If you are concerned about the level of lead found in the soils you wish to garden in, we routinely recommend soil testing – including testing for environmental contaminants such as lead – for all new food gardens, as well as researching the site’s previous uses.
In an effort to apply research based information to the water contamination in Flint and its possible effects on soils, local Michigan State University Extension educators reached out to experts in MSU’s Department of Plant, Soil, and Microbial Sciences. Lead dissolved in water used for irrigation sticks to soil particles, and over time this newly added lead would add to the lead already found in the soils. Lead occurs naturally in soils in a range from ten to 50 parts per million (ppm). Generally, it is considered safe to use garden produce grown in soils with total lead levels less than 300 ppm.
MSU Environmental Chemistry professor Stephen Boyd’s initial thought was that irrigation during the past two growing seasons would not have substantially increased the lead levels in the soils, and he offered to perform calculations to test this idea. Using the edible flint demonstration community garden as an example, located in the city where water lead levels tested high, we were able to provide the information needed to perform the calculations. By calculating the area (square footage) of the garden, the volume of water used over the growing season (we had a reading from the rented city water meter that is hooked up to a fire hydrant), the concentration of the lead in the water used for irrigating, along with the previous lead level of the soil in the garden, he was able to demonstrate that the lead newly added in the irrigation water was minimal compared to typical levels of lead already present in Flint soils.
Our edible flint demonstration garden’s most recent soil lead test (from Spring 2015) was 93pm, and the season’s irrigation water would increase lead in the top six inches of soil by just 0.0025 ppm – or just an 0.0025 percent increase in the soil lead level of that garden. A second MSU soil chemistry professor re-did these calculations independently and came up with the same answer. Thus, it seems unlikely that lead contaminated irrigation water had any significant impact on lead levels in Flint garden soils. This will provide reassurance for Flint’s gardeners/farmers questioning the safety of growing food in soil that has been irrigated with lead-contaminated water over the past two growing seasons.
Residual lead in urban soils themselves is more of a concern than additional lead added from the irrigation water, which is why soil testing – including testing for environmental contaminants such as lead – is recommended for all new food gardens, as well as researching the site’s previous uses.

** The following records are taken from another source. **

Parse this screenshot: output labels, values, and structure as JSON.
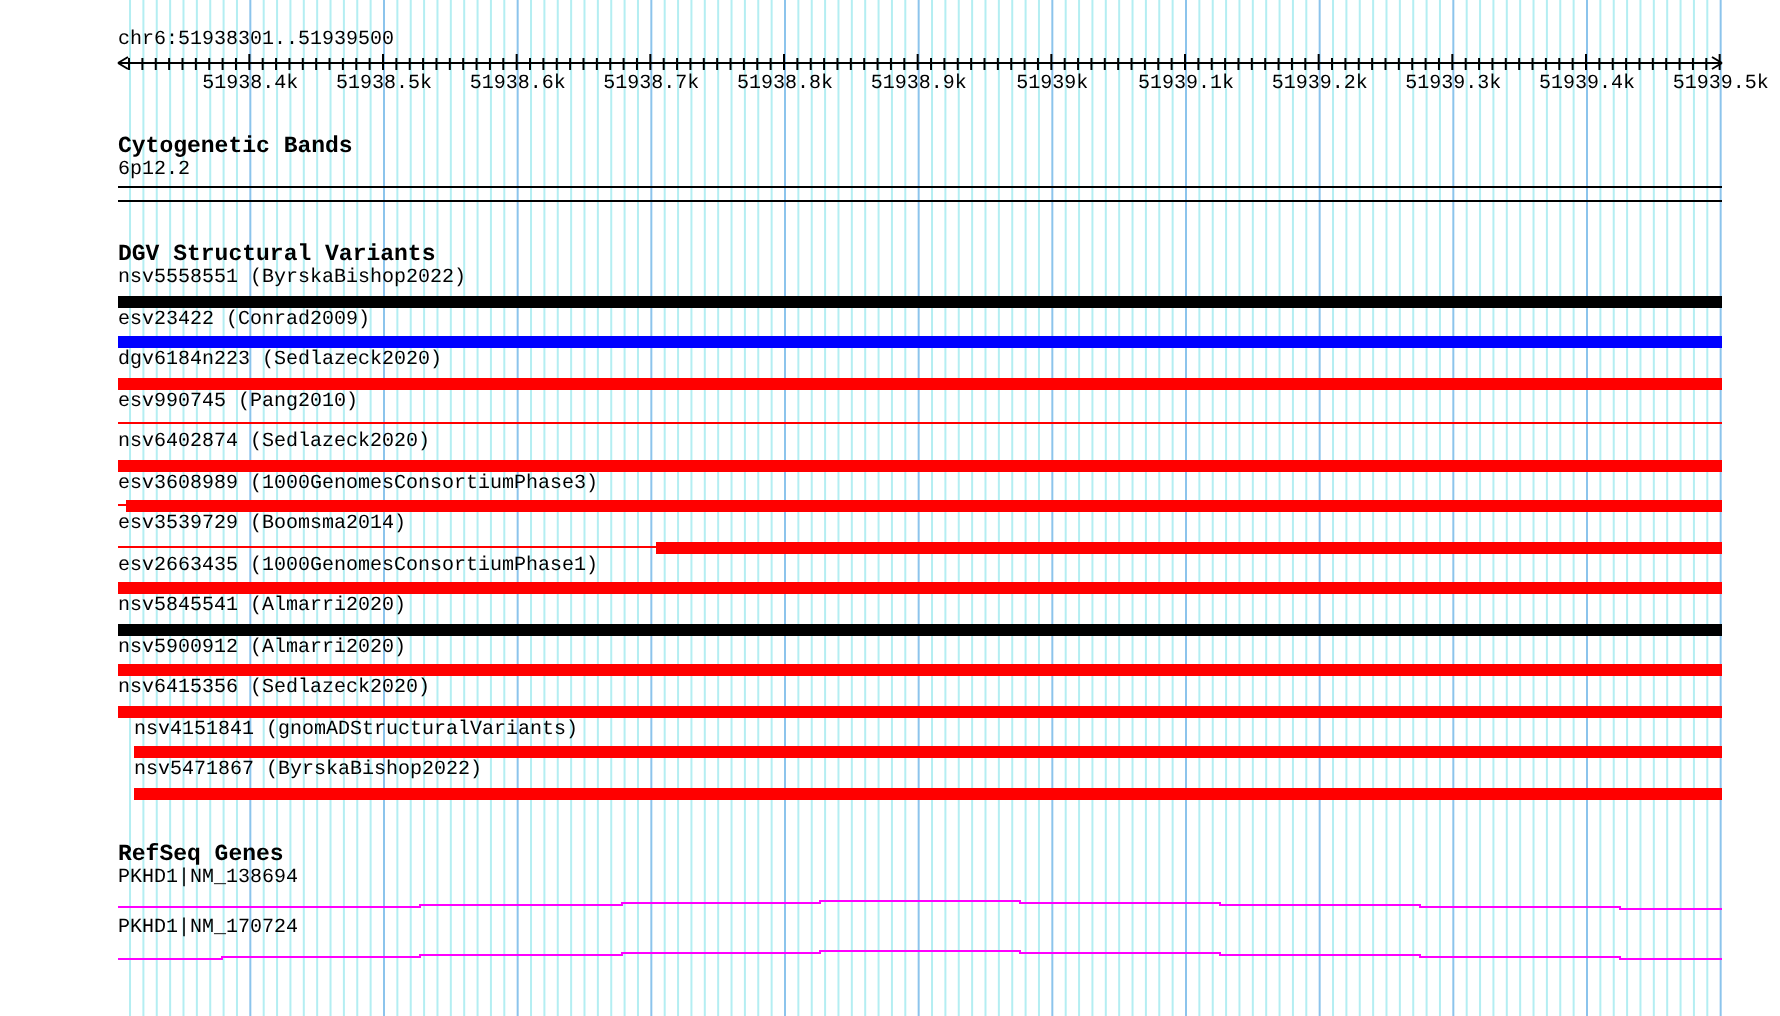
{
  "ruler": {
    "location": "chr6:51938301..51939500",
    "tick_labels": [
      "51938.4k",
      "51938.5k",
      "51938.6k",
      "51938.7k",
      "51938.8k",
      "51938.9k",
      "51939k",
      "51939.1k",
      "51939.2k",
      "51939.3k",
      "51939.4k",
      "51939.5k"
    ]
  },
  "cytogenetic_bands": {
    "title": "Cytogenetic Bands",
    "band": "6p12.2"
  },
  "dgv_structural_variants": {
    "title": "DGV Structural Variants",
    "features": [
      {
        "label": "nsv5558551 (ByrskaBishop2022)",
        "color": "#000000",
        "kind": "full"
      },
      {
        "label": "esv23422 (Conrad2009)",
        "color": "#0000ff",
        "kind": "full"
      },
      {
        "label": "dgv6184n223 (Sedlazeck2020)",
        "color": "#ff0000",
        "kind": "full"
      },
      {
        "label": "esv990745 (Pang2010)",
        "color": "#ff0000",
        "kind": "thin"
      },
      {
        "label": "nsv6402874 (Sedlazeck2020)",
        "color": "#ff0000",
        "kind": "full"
      },
      {
        "label": "esv3608989 (1000GenomesConsortiumPhase3)",
        "color": "#ff0000",
        "kind": "thin-lead"
      },
      {
        "label": "esv3539729 (Boomsma2014)",
        "color": "#ff0000",
        "kind": "right-part"
      },
      {
        "label": "esv2663435 (1000GenomesConsortiumPhase1)",
        "color": "#ff0000",
        "kind": "full"
      },
      {
        "label": "nsv5845541 (Almarri2020)",
        "color": "#000000",
        "kind": "full"
      },
      {
        "label": "nsv5900912 (Almarri2020)",
        "color": "#ff0000",
        "kind": "full"
      },
      {
        "label": "nsv6415356 (Sedlazeck2020)",
        "color": "#ff0000",
        "kind": "full"
      },
      {
        "label": "nsv4151841 (gnomADStructuralVariants)",
        "color": "#ff0000",
        "kind": "offset"
      },
      {
        "label": "nsv5471867 (ByrskaBishop2022)",
        "color": "#ff0000",
        "kind": "offset"
      }
    ]
  },
  "refseq_genes": {
    "title": "RefSeq Genes",
    "transcripts": [
      {
        "label": "PKHD1|NM_138694",
        "kind": "late-step"
      },
      {
        "label": "PKHD1|NM_170724",
        "kind": "early-step"
      }
    ]
  }
}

This article was published by Michigan State University Extension. For more information, visit http://www.msue.msu.edu. To have a digest of information delivered straight to your email inbox, visit http://www.msue.msu.edu/newsletters. To contact an expert in your area, visit http://expert.msue.msu.edu, or call 888-MSUE4MI (888-678-3464).